“Obviously if it’s mean-spirited, and it’s rooted in sexism and homophobia and your intentions are bad, it comes across. But when people complain about cancel culture, it’s almost like a scapegoat for people to be wankers.
“Like, maybe you’re just not that funny.”
The pandemic, she said, has given domestic acts the opportunity to “shine” in their own rights, without being overshadowed by larger, international acts.
“It’s a chance to connect the local Melbourne and interstate comedy scene.”
Daniel Muggleton, a tracksuit-wearing “white guy” from Sydney said while he didn’t believe in cancel culture (because the ever-cancelled “Ellen [Degeneres] is still making more money this year than we’ll make, combined, in our lifetimes”), it did force comedians to be more intellectual.
“One thing that cancel culture has done is make people make jokes in a smarter way,” Mr Muggleton told The New Daily.
“If you wanna talk about something delicate, then you better nail it.
“Is there a different policing of language? Sure.

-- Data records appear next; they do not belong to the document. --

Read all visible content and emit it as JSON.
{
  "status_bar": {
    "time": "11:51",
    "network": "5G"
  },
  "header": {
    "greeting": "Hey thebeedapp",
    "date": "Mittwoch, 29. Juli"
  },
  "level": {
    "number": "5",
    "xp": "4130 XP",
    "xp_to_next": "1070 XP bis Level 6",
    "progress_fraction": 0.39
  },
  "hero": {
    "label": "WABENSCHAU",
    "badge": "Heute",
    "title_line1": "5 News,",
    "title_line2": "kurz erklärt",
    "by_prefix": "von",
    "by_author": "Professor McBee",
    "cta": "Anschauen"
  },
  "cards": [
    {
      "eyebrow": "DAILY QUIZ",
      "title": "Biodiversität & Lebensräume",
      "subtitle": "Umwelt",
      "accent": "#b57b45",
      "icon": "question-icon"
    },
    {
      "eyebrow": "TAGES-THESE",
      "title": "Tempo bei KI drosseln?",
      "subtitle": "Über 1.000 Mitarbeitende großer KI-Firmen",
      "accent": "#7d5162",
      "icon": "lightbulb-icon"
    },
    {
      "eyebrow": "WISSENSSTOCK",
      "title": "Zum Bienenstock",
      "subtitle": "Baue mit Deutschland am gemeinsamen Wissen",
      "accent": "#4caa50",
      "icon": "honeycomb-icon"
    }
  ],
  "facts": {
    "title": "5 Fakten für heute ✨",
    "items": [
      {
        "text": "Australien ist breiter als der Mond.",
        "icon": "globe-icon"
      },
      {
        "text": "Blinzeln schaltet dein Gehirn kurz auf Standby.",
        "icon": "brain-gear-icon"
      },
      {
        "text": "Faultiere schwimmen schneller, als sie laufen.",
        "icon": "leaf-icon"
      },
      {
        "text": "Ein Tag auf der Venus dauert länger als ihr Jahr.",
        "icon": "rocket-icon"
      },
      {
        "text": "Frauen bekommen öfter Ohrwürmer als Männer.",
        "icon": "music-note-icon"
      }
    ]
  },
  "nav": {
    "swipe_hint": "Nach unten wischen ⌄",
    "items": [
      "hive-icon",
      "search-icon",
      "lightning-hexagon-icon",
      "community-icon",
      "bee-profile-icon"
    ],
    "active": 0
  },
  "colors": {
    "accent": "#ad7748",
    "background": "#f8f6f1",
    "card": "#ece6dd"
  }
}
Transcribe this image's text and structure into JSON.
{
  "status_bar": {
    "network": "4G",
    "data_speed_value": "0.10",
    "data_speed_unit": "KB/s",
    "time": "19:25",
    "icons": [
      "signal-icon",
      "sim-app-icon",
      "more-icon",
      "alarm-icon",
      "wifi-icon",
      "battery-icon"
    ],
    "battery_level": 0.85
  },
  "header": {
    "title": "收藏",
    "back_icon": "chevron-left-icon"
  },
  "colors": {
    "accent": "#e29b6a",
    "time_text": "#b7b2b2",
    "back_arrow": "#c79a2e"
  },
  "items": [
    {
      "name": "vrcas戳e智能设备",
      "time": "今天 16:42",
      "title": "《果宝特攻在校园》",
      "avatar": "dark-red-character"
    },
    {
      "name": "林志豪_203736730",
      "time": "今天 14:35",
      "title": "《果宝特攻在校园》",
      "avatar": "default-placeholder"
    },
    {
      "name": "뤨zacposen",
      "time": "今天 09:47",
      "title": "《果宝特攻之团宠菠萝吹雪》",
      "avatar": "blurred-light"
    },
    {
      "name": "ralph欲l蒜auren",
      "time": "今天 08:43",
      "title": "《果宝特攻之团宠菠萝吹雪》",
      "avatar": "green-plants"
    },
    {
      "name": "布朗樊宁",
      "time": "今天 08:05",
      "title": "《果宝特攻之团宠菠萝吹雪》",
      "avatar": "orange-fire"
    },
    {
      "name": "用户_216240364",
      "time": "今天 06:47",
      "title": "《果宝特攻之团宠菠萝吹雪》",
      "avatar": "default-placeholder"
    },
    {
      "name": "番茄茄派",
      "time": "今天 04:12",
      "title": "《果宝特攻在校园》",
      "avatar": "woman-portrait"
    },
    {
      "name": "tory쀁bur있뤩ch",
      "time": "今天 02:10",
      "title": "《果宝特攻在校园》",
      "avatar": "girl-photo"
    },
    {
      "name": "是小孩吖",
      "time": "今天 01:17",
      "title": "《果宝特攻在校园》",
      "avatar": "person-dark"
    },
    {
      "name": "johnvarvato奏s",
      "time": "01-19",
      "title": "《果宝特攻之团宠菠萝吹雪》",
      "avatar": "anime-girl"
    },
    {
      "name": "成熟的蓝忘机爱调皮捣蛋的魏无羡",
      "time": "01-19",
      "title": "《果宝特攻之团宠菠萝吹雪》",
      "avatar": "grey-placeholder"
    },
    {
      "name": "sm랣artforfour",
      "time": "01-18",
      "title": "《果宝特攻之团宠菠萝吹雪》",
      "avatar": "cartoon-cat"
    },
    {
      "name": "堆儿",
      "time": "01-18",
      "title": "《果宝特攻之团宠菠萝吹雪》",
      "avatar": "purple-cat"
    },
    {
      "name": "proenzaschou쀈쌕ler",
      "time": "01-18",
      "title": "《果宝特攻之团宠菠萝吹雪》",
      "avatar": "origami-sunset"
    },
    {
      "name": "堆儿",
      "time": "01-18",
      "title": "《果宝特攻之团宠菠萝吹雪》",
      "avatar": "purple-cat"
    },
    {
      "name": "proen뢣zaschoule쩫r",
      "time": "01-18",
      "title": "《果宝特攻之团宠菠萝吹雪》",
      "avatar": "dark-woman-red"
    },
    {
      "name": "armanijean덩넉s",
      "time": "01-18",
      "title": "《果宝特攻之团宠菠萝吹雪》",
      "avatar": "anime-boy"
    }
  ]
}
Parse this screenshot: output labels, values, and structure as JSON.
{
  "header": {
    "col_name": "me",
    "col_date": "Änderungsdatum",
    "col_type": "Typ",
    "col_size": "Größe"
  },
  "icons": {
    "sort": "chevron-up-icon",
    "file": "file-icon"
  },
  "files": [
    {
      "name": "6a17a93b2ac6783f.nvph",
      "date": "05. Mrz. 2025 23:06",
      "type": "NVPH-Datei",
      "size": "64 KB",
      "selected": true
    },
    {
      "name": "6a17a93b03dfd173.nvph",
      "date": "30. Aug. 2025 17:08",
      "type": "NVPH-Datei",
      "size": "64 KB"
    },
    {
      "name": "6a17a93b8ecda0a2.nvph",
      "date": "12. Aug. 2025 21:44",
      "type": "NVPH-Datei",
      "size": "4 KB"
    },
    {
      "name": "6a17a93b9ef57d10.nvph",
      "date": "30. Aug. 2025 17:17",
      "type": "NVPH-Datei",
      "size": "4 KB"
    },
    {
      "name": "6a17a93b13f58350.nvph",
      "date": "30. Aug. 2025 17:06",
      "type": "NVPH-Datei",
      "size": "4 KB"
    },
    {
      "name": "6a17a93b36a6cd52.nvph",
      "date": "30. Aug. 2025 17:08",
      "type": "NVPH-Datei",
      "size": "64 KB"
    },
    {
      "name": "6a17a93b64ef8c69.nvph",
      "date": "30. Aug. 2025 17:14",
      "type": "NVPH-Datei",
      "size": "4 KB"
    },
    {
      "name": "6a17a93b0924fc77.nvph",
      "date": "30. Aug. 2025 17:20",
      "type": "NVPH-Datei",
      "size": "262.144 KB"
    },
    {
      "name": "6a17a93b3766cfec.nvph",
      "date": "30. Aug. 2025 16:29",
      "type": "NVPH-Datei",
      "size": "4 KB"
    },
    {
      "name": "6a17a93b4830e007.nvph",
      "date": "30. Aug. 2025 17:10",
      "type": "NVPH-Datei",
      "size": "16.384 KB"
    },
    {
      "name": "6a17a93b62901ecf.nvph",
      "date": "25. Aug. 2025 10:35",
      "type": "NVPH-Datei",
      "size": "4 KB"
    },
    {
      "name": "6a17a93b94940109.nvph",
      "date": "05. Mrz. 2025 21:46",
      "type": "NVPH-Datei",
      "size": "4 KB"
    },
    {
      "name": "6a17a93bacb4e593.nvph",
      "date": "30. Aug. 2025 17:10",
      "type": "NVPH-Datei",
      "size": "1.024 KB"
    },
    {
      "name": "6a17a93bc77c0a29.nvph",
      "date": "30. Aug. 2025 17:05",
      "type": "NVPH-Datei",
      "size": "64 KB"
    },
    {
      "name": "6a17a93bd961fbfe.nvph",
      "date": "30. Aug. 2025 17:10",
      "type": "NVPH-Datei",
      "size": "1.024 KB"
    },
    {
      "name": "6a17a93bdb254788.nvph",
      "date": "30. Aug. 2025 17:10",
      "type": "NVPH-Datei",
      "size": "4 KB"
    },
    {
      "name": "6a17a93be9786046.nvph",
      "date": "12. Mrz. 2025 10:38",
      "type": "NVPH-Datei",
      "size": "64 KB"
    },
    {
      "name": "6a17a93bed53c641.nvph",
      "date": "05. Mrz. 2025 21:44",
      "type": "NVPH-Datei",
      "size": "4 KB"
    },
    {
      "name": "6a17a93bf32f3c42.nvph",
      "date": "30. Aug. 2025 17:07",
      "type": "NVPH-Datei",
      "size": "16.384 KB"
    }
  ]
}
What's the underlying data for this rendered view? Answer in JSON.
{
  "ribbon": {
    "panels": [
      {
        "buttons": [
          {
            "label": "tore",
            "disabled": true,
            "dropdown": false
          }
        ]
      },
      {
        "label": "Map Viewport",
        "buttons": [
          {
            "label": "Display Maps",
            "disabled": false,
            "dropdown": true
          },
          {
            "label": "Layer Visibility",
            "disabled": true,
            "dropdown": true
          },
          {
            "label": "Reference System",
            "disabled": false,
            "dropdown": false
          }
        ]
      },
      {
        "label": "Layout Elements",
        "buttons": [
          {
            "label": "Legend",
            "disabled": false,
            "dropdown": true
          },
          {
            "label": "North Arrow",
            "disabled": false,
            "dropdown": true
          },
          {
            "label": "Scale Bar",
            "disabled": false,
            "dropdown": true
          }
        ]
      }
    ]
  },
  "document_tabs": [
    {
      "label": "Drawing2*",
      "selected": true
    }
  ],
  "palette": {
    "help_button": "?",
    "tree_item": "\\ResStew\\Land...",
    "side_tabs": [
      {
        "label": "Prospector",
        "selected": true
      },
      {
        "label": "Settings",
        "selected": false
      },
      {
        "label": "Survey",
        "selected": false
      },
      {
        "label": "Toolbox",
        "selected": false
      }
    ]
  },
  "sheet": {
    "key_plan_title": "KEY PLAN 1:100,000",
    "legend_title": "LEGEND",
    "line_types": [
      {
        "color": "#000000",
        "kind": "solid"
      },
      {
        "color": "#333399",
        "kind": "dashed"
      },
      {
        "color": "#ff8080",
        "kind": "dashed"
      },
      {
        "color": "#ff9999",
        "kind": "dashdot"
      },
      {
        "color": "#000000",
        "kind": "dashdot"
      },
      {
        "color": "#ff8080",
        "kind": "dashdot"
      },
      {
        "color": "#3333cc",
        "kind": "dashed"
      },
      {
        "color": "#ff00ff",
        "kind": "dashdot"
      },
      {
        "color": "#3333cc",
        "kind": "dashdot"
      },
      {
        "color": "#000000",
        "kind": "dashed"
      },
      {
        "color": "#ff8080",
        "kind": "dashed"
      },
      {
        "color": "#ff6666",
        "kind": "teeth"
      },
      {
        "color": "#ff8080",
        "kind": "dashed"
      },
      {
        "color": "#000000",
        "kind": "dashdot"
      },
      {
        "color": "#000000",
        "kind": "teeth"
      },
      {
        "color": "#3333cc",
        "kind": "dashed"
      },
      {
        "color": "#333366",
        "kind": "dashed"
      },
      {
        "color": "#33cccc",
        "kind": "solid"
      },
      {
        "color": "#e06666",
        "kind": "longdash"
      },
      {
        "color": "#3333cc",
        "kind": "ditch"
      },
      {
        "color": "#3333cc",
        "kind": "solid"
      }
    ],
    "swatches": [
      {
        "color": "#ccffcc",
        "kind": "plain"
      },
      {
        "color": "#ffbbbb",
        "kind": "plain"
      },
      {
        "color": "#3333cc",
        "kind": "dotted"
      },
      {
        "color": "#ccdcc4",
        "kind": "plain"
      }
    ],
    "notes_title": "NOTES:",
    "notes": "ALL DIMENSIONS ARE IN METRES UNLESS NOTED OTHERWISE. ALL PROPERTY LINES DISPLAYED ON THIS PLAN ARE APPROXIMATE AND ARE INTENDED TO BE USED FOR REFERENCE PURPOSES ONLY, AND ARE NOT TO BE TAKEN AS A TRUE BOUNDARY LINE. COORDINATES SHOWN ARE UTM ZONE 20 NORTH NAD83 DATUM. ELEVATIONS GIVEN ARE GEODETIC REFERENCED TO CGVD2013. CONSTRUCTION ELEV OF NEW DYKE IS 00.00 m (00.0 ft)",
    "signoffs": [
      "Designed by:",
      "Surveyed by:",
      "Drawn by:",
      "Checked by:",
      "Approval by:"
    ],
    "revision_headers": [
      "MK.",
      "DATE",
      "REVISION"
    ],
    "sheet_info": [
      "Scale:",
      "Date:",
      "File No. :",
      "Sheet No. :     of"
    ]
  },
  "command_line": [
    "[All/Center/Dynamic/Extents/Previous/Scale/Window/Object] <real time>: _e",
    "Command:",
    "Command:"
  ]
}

You’re not just saying a rude word to illicit a reaction, you have to say something clever.”
But controversial topics aren’t something Mr Muggleton shies away from.
His new show, aptly called Oh, More Mr White Guy, tackles racism, colonialism and is designed to make audiences engage with themes they might otherwise find uncomfortable.
“I like making white people feel awkward, it’s a joy.”